▶ WORK REQUEST
Scan the records for lines with the word "JSON", and copy every such line.

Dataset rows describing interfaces
# # # # #

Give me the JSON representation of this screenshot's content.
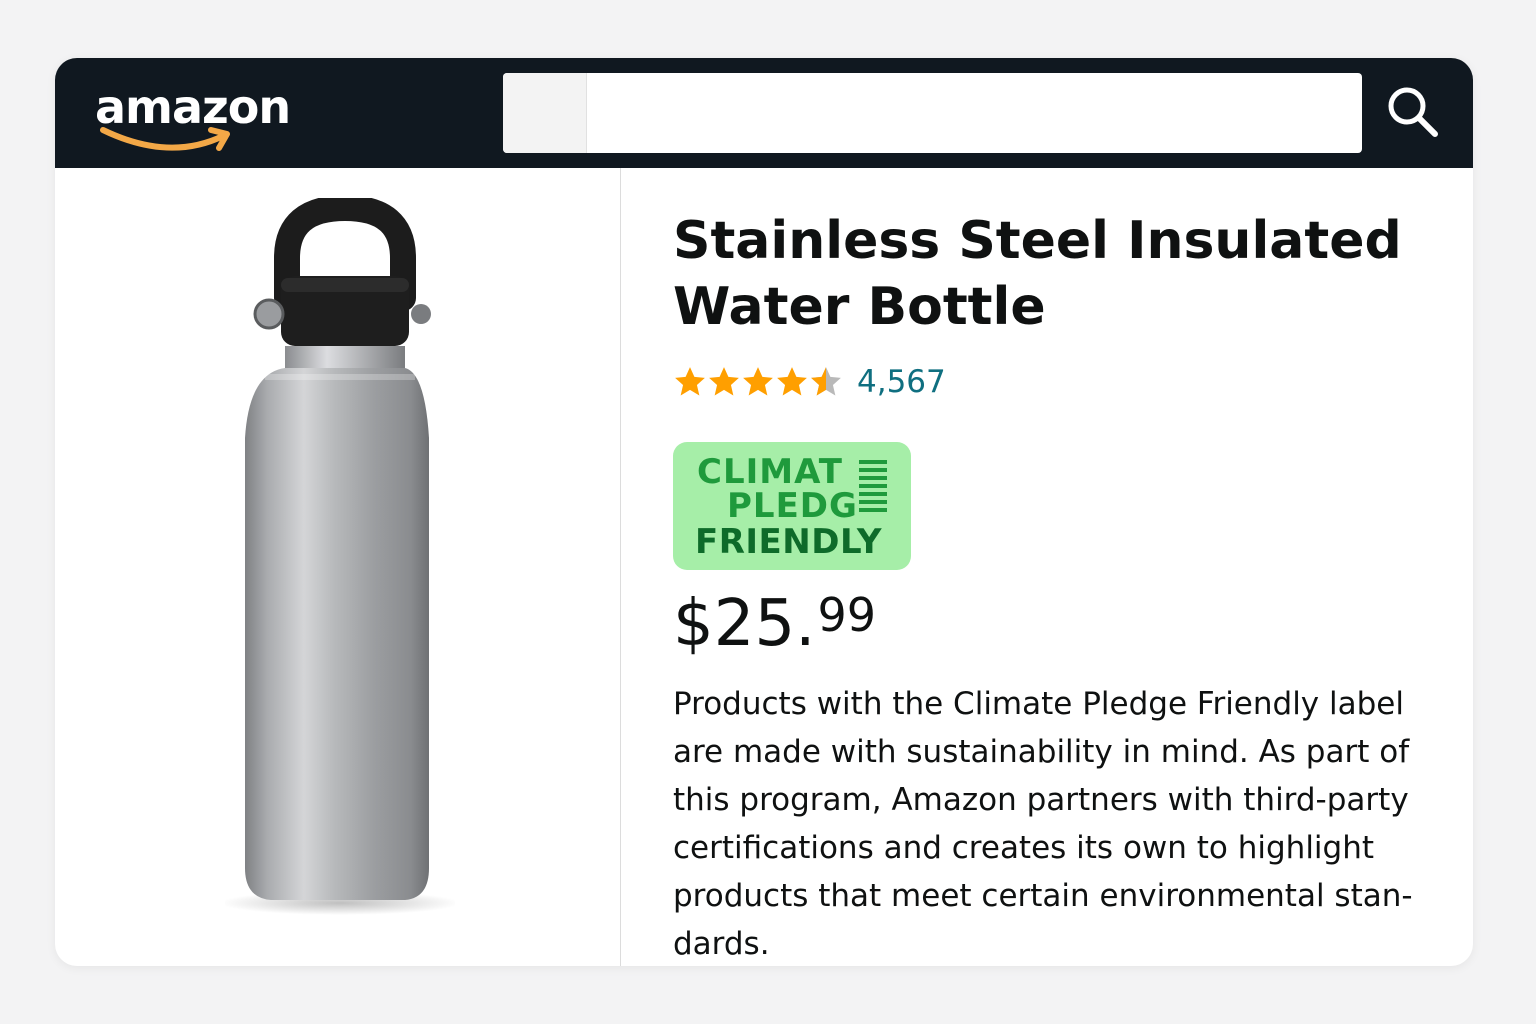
{
  "header": {
    "logo_text": "amazon",
    "search": {
      "value": "",
      "placeholder": ""
    },
    "colors": {
      "bar": "#101820",
      "logo_smile": "#f3a847"
    }
  },
  "product": {
    "image_icon": "insulated-water-bottle",
    "title": "Stainless Steel Insulated Water Bottle",
    "rating": {
      "value": 4.5,
      "max": 5,
      "review_count": "4,567"
    },
    "badge": {
      "line1": "CLIMAT",
      "line2": "PLEDG",
      "line3": "FRIENDLY"
    },
    "price": {
      "main": "$25.",
      "fraction": "99"
    },
    "description": "Products with the Climate Pledge Friendly label are made with sustainability in mind. As part of this program, Amazon partners with third-party certifications and creates its own to highlight products that meet certain environmental stan-dards."
  },
  "colors": {
    "star": "#ff9f00",
    "review_link": "#0f6f80",
    "badge_bg": "#a6eea8",
    "badge_text": "#1f9a3c"
  }
}
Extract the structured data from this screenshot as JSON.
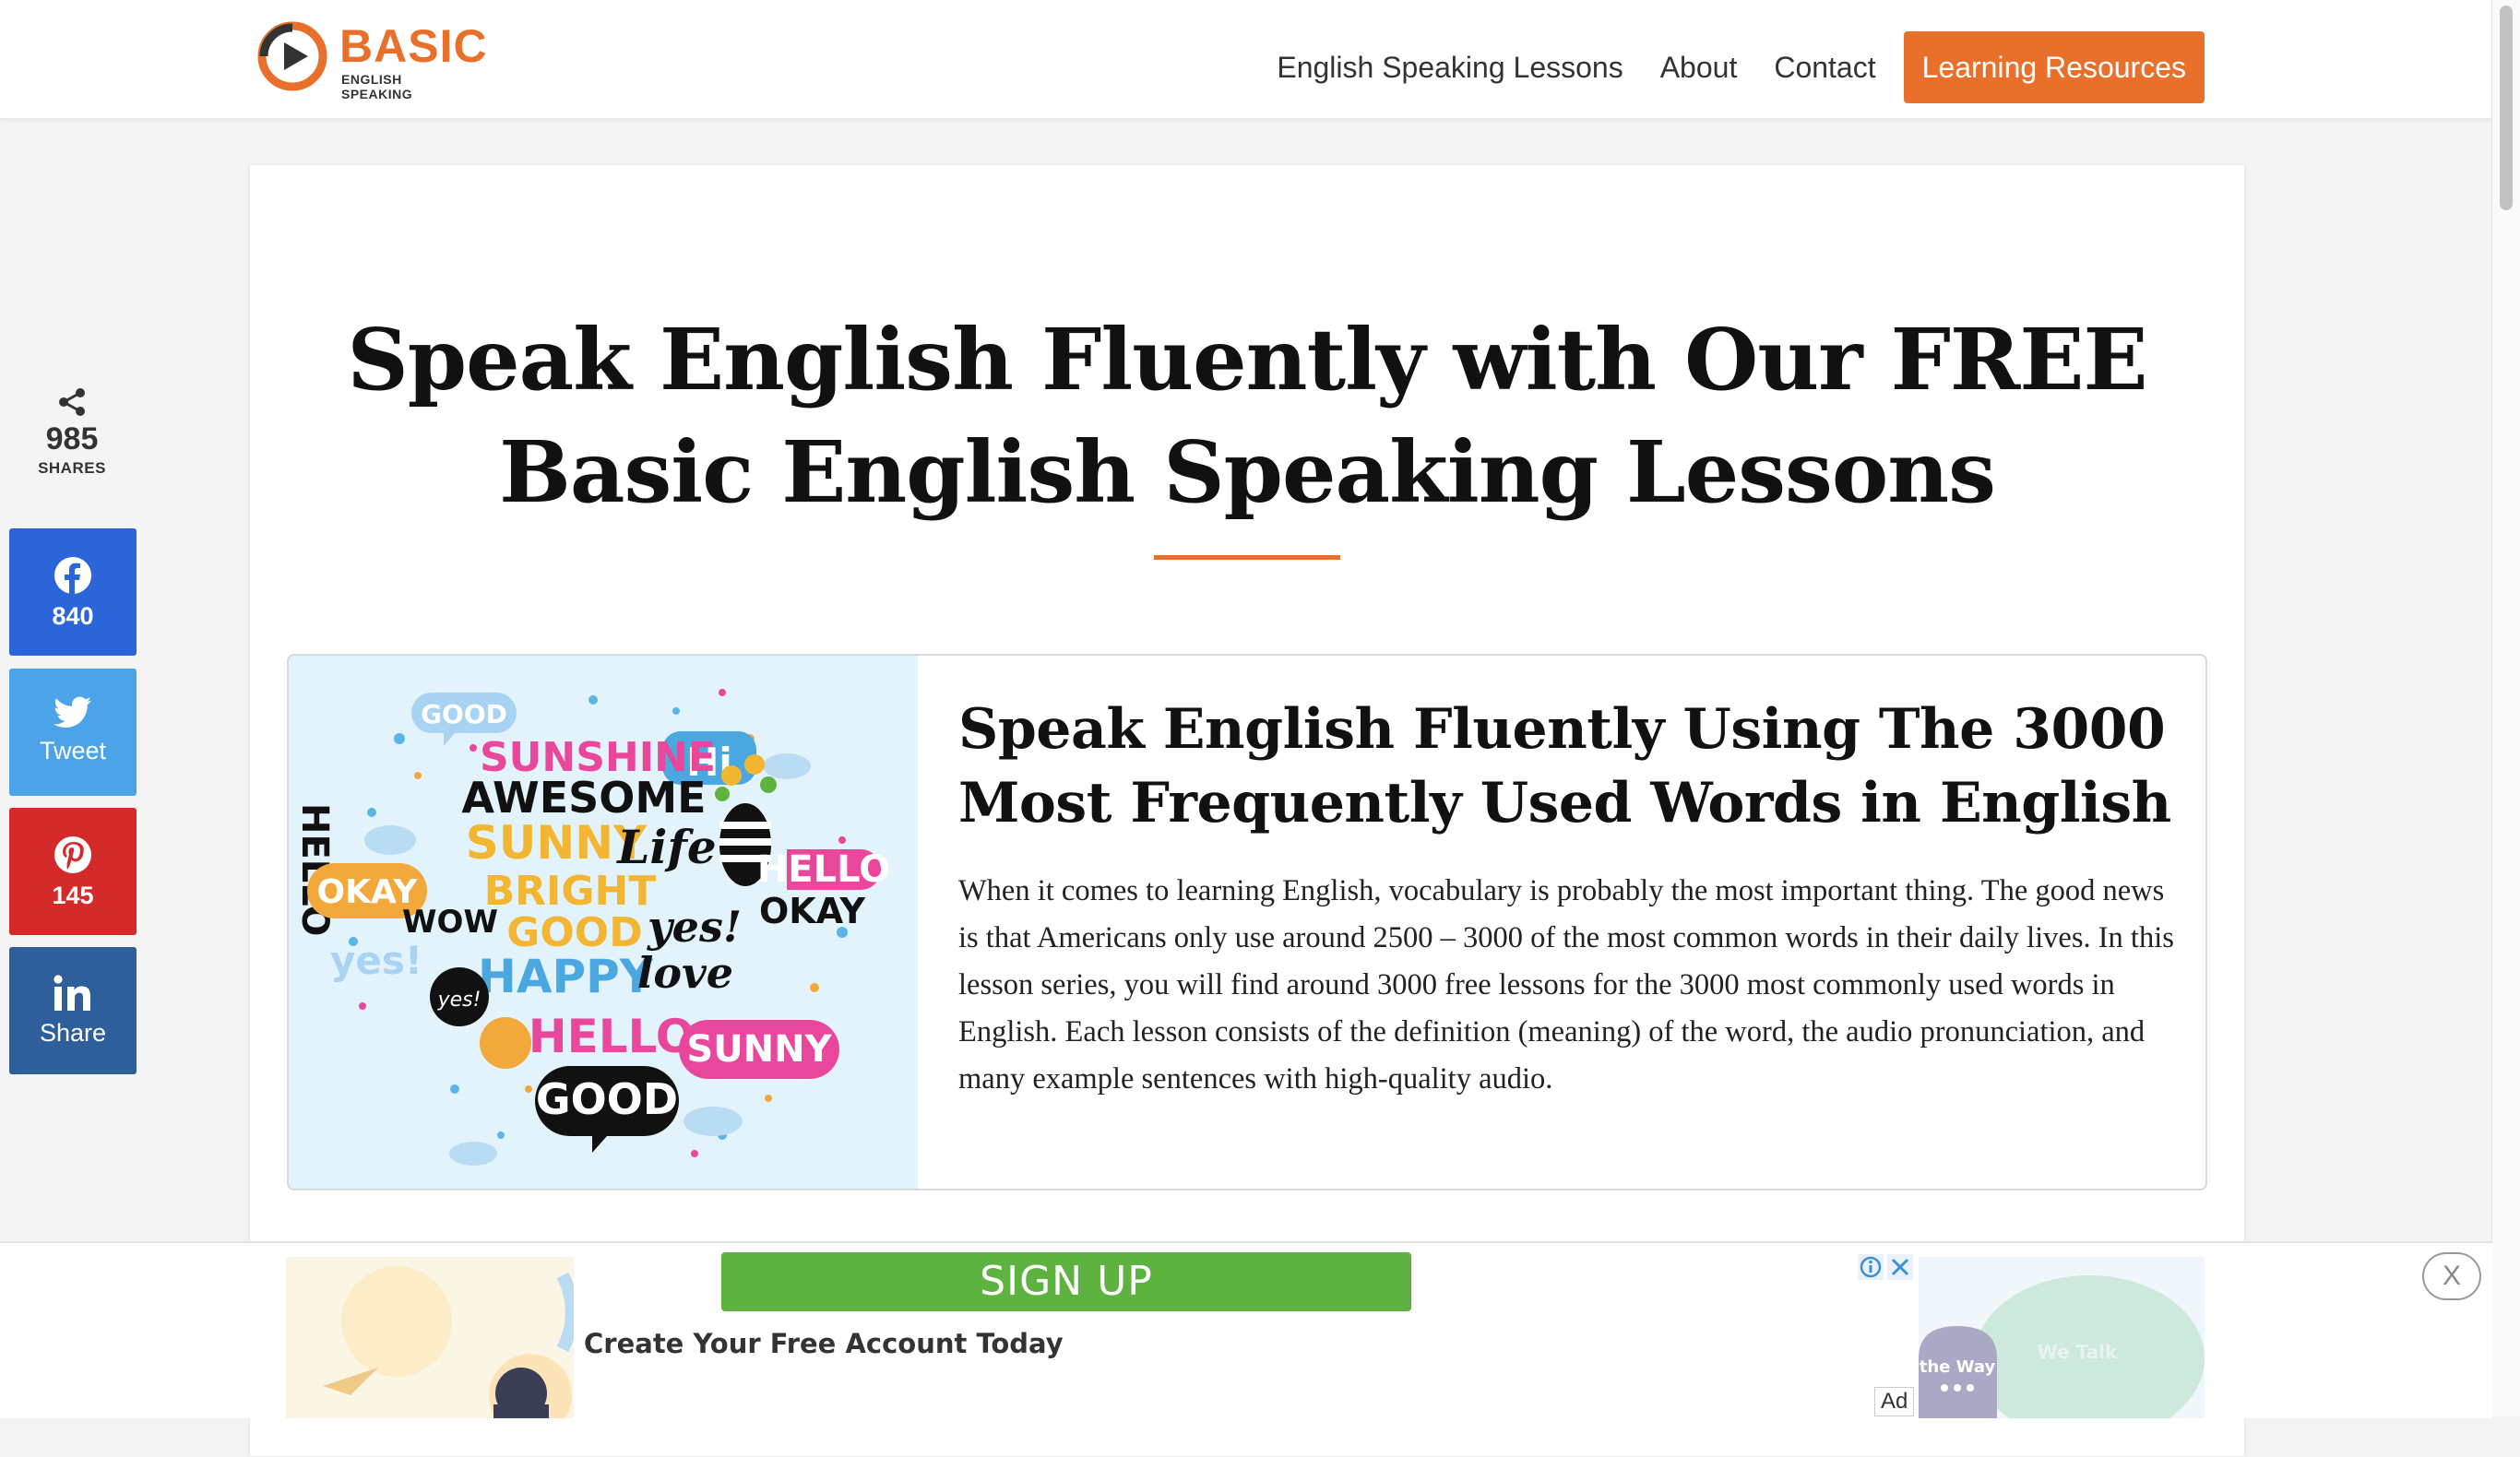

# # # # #

▶ OUTPUT FOR THIS TASK
Give me the JSON representation of this screenshot's content.
Extract the structured data from this screenshot as JSON.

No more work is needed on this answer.